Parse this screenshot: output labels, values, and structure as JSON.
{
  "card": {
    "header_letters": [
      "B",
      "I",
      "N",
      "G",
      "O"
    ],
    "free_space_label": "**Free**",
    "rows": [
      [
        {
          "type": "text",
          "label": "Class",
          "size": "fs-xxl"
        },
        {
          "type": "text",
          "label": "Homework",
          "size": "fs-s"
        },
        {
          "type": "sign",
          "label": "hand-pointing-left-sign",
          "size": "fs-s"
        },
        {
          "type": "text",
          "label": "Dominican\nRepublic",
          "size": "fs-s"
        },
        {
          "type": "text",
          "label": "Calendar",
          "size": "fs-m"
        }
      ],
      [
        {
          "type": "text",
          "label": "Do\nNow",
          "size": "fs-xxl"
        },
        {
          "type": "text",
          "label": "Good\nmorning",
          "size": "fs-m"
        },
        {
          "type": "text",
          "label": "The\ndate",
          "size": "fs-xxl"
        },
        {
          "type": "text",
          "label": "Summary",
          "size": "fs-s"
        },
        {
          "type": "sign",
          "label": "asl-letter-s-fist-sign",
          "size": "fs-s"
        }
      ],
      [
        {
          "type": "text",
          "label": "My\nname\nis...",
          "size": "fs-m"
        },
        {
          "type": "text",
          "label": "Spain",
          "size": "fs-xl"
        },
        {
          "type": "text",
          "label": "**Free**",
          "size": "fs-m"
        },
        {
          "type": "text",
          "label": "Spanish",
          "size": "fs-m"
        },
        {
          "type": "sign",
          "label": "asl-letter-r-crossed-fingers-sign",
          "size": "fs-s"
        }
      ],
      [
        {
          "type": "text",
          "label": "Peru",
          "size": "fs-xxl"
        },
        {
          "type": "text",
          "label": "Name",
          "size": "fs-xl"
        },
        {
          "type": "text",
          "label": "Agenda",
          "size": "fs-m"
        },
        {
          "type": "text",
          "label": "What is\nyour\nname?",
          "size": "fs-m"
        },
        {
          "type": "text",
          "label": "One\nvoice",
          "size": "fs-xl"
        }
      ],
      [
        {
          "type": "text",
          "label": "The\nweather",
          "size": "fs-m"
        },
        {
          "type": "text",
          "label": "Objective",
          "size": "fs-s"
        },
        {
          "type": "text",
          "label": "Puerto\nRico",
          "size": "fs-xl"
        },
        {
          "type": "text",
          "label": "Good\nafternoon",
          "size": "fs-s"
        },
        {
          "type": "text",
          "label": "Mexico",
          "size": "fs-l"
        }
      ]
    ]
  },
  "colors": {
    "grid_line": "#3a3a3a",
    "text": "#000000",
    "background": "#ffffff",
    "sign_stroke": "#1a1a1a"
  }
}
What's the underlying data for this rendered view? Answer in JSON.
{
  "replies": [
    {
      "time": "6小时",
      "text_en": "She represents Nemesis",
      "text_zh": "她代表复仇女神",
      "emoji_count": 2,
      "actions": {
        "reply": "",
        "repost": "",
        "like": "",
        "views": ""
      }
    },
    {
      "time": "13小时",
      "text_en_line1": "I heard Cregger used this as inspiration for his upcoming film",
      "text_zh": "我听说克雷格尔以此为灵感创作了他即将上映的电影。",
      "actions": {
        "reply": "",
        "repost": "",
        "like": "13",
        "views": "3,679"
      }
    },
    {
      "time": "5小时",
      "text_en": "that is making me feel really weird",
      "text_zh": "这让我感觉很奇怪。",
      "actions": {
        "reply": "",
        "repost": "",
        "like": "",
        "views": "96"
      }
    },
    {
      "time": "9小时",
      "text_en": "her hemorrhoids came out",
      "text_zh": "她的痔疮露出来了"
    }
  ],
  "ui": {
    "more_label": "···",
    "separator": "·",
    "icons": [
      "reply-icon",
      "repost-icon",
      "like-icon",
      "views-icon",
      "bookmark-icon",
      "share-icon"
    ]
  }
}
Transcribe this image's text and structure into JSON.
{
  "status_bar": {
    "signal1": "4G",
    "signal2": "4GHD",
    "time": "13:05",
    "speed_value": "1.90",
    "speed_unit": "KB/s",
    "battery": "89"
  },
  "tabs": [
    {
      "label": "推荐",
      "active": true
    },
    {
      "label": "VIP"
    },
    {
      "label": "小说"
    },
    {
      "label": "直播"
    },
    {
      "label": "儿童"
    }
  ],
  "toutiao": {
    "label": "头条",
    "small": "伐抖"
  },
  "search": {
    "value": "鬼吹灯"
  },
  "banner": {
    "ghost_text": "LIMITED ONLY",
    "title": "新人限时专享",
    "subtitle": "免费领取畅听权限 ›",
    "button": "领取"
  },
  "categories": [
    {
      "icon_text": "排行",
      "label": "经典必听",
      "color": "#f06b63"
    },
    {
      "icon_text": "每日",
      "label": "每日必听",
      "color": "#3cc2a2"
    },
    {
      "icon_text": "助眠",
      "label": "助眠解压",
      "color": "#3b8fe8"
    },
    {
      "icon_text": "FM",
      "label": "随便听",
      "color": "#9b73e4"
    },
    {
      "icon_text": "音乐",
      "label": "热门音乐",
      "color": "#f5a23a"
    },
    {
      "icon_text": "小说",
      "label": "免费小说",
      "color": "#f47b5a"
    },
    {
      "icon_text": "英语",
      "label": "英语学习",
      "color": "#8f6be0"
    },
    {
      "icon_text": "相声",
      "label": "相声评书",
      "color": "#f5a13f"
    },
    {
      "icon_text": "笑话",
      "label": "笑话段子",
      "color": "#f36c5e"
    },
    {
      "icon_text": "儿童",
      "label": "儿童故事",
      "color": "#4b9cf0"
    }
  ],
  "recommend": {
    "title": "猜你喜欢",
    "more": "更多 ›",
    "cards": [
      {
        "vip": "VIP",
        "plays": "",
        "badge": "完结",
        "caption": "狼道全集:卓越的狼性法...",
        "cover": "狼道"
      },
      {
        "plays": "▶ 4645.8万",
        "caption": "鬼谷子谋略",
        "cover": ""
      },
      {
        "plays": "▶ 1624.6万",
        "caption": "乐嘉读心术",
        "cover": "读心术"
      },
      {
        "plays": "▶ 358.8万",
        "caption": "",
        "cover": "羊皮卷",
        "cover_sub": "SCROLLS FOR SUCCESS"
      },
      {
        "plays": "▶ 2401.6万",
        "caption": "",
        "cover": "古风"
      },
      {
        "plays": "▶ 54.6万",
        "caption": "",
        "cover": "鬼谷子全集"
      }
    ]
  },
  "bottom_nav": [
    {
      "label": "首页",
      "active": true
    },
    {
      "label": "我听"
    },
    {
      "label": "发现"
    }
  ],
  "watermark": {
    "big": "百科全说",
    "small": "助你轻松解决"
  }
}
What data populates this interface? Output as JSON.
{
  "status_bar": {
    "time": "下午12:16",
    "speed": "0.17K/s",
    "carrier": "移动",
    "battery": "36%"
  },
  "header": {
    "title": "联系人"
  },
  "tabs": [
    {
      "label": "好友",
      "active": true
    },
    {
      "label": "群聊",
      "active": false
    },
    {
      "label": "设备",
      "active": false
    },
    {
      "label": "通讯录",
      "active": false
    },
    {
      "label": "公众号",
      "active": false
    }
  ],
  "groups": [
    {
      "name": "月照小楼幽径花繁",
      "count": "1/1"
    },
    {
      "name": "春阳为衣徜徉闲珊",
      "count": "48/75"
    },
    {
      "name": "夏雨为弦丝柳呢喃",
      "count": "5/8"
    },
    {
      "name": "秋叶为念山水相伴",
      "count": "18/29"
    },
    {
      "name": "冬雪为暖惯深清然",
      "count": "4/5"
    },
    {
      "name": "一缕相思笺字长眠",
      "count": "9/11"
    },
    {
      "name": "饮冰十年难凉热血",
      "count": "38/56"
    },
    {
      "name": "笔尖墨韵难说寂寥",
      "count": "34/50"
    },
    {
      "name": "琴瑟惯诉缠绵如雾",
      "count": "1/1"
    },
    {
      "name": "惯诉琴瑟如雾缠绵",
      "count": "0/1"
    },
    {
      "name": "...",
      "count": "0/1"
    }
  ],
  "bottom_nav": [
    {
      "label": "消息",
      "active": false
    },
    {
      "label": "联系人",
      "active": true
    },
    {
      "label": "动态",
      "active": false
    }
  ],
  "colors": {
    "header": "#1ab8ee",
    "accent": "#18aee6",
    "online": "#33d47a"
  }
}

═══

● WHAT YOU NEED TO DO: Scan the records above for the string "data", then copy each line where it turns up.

● TASK RESPONSE:
What's the underlying data for this rendered view? Answer in JSON.
What data populates this interface? Output as JSON.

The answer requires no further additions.